Top of Dataset extract

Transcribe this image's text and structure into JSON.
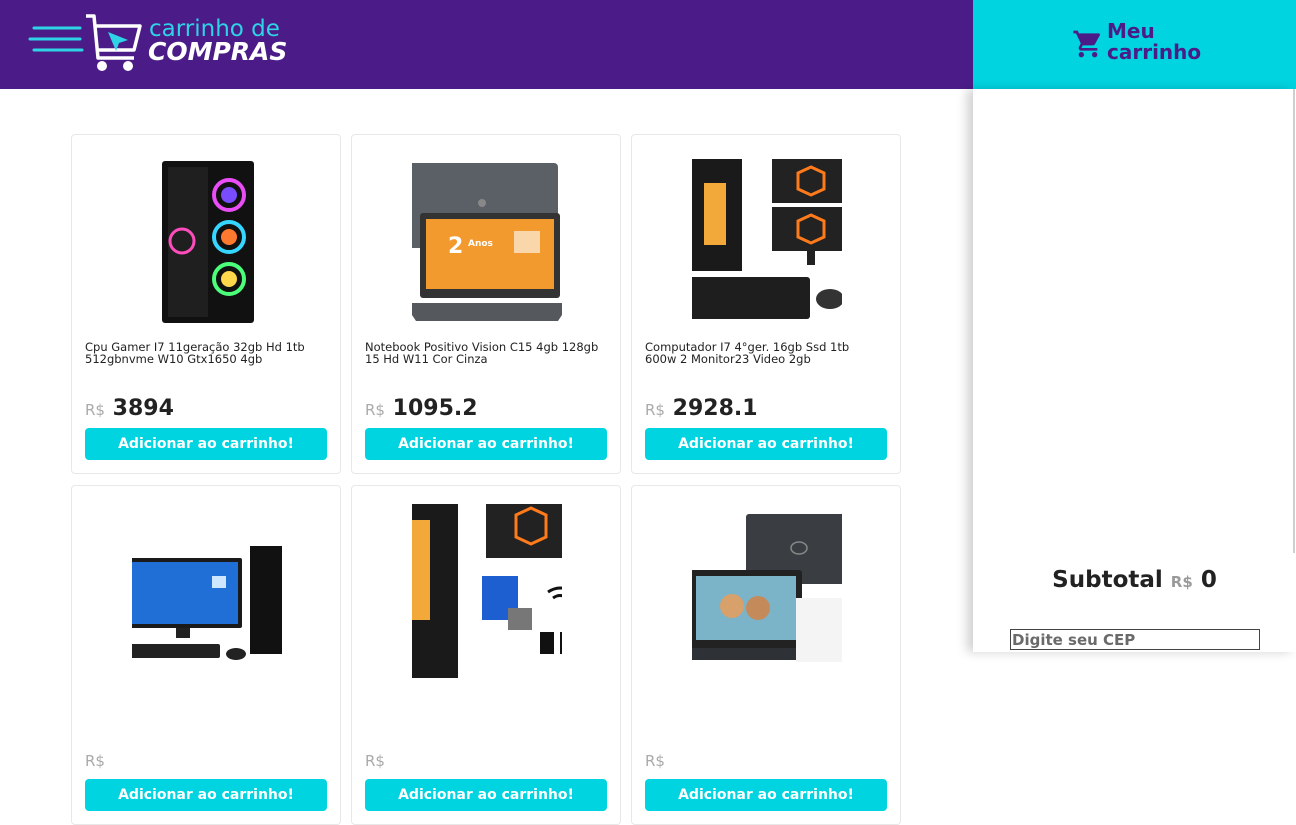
{
  "header": {
    "logo_line1": "carrinho de",
    "logo_line2": "COMPRAS"
  },
  "cart": {
    "title": "Meu carrinho",
    "subtotal_label": "Subtotal",
    "currency": "R$",
    "subtotal_value": "0",
    "cep_placeholder": "Digite seu CEP"
  },
  "products": [
    {
      "title": "Cpu Gamer I7 11geração 32gb Hd 1tb 512gbnvme W10 Gtx1650 4gb",
      "currency": "R$",
      "price": "3894",
      "button": "Adicionar ao carrinho!"
    },
    {
      "title": "Notebook Positivo Vision C15 4gb 128gb 15 Hd W11 Cor Cinza",
      "currency": "R$",
      "price": "1095.2",
      "button": "Adicionar ao carrinho!"
    },
    {
      "title": "Computador I7 4°ger. 16gb Ssd 1tb 600w 2 Monitor23 Video 2gb",
      "currency": "R$",
      "price": "2928.1",
      "button": "Adicionar ao carrinho!"
    },
    {
      "title": "",
      "currency": "R$",
      "price": "",
      "button": "Adicionar ao carrinho!"
    },
    {
      "title": "",
      "currency": "R$",
      "price": "",
      "button": "Adicionar ao carrinho!"
    },
    {
      "title": "",
      "currency": "R$",
      "price": "",
      "button": "Adicionar ao carrinho!"
    }
  ],
  "colors": {
    "header_bg": "#4b1c88",
    "accent": "#00d4e0"
  }
}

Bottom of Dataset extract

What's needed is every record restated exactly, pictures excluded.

Transcribe this image's text and structure into JSON.
{
  "header": {
    "logo_line1": "carrinho de",
    "logo_line2": "COMPRAS"
  },
  "cart": {
    "title": "Meu carrinho",
    "subtotal_label": "Subtotal",
    "currency": "R$",
    "subtotal_value": "0",
    "cep_placeholder": "Digite seu CEP"
  },
  "products": [
    {
      "title": "Cpu Gamer I7 11geração 32gb Hd 1tb 512gbnvme W10 Gtx1650 4gb",
      "currency": "R$",
      "price": "3894",
      "button": "Adicionar ao carrinho!"
    },
    {
      "title": "Notebook Positivo Vision C15 4gb 128gb 15 Hd W11 Cor Cinza",
      "currency": "R$",
      "price": "1095.2",
      "button": "Adicionar ao carrinho!"
    },
    {
      "title": "Computador I7 4°ger. 16gb Ssd 1tb 600w 2 Monitor23 Video 2gb",
      "currency": "R$",
      "price": "2928.1",
      "button": "Adicionar ao carrinho!"
    },
    {
      "title": "",
      "currency": "R$",
      "price": "",
      "button": "Adicionar ao carrinho!"
    },
    {
      "title": "",
      "currency": "R$",
      "price": "",
      "button": "Adicionar ao carrinho!"
    },
    {
      "title": "",
      "currency": "R$",
      "price": "",
      "button": "Adicionar ao carrinho!"
    }
  ],
  "colors": {
    "header_bg": "#4b1c88",
    "accent": "#00d4e0"
  }
}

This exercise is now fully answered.